ANNOUNCER: Two diseases of the digestive system-Crohn's disease and ulcerative colitis-together are called Inflammatory Bowel Disease, or IBD.
TOBY GRAHAM, MD: Inflammatory bowel disease is a disease which affects the intestine. It is a disease that as such can cause symptoms that are GI-related symptoms. Anything from impaired ability to eat, loss of appetite, to the most dramatic manifestation, which is the diarrhea and often hemorrhage, actual loss of blood in that diarrhea.
ANNOUNCER: Nutrition problems are common with IBD. One problem is that people with IBD often limit what they eat because they get cramps and experience nausea. Or, they may want to avoid a sudden episode of diarrhea in social situations.
TOBY GRAHAM, MD: There is actually a decrease in oral intake, and it's significant in both children and adults with inflammatory bowel disease. So overall prevalence of nutritional, serious nutritional problems in inflammatory bowel disease, is of the order to 80 to 85%.
ANNOUNCER: People with IBD also have intestines that fail to absorb the nutrients their bodies need.
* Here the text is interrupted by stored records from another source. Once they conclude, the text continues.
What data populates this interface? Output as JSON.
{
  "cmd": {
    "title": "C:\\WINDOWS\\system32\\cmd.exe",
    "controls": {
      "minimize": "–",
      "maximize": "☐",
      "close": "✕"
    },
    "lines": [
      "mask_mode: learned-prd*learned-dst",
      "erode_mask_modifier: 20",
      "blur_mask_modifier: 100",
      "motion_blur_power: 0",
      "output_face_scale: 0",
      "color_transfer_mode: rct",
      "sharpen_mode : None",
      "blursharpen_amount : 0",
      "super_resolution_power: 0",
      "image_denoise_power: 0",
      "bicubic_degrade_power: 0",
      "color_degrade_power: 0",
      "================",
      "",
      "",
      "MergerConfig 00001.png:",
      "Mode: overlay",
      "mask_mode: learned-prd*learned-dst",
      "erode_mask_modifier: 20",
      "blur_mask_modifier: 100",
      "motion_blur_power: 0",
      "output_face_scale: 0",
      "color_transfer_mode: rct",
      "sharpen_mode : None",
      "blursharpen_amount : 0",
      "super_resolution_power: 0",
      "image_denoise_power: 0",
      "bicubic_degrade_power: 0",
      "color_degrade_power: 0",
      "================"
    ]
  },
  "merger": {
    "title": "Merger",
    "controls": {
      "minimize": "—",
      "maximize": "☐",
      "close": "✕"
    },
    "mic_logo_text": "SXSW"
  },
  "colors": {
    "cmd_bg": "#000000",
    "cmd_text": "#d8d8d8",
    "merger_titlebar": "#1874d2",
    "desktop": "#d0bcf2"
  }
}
STEPHEN McCLAVE, MD: Crohn's disease typically or most commonly affects the end of the small bowel where fat and fat-soluble vitamins are absorbed. So, A, D, E and K are the four fat-soluble vitamins. Because of the disease process, we have trouble absorbing them and so, typically, we have to watch for vitamin D deficiency, osteoporosis, vitamin A deficiency and breakdown of the skin and night blindness, vitamin E deficiency that can lead to some neuromuscular problems and vitamin K that could affect our clotting abilities.
ANNOUNCER: People with IBD also lose nutrients, as well as protein and important fluids, because of damage to intestinal tissue.
TOBY GRAHAM, MD: One of the things about inflammatory bowel disease is that protein is lost Inflammatory bowel disease affects the lining of the intestine in the colon of the surface area no longer is able to retard the leak of serum and protein, so there is a huge protein leak from the gut.
ANNOUNCER: Another factor that can contribute to malnourishment in people with IBD is the stress response. When the body kicks into to its disease-fighting mode, extra calories are needed, compounding nutritional problems. Medicines are usually the first line of therapy in treating people with IBD. But careful attention to diet, and even nutritional therapy, can help, too. Many people with IBD believe, for example, that flare-ups can be avoided if certain foods are avoided. Dairy products are a common problem, but other generalizations are difficult.
STEPHEN McCLAVE, MD: There are a lot of myths out there about diet and inflammatory bowel disease. There is no one specific diet, there's not a Crohn's disease diet or an ulcerative colitis diet that we put patients on automatically. But there are certain things that they typically get into trouble with. A surprising problem they have are food intolerances. Food intolerances are not food allergies, but intolerance means, when they eat this food, it increases their symptoms. And, if you are very careful and take a good diet history, you can figure out specific foods that cause symptoms.
ANNOUNCER: One type of food, fiber, is a double-edged sword for people with IBD helping some people and hurting others.
STEPHEN McCLAVE, MD: Fiber is good to help soak up excess fluid in patients that are prone to diarrhea, and that could be good for patients with Crohn's or ulcerative colitis. But with patients with Crohn's disease that tend to have partial obstruction, that big bolus of fiber could lead to partial obstruction and cause trouble. An interesting thing with ulcerative colitis is that fiber is broken down to short-chain fatty acids and short-chain fatty acids are a compound in the food that has a very healthy effect on the colon.
ANNOUNCER: Nutritional considerations are important in the management of IBD. Patients do best when they work with their doctors to make sure they take in the nutrients and fluids their bodies need. And people with IBD may be able to avoid some flair-ups by paying careful attention to their bodies' reaction to some of the foods they eat.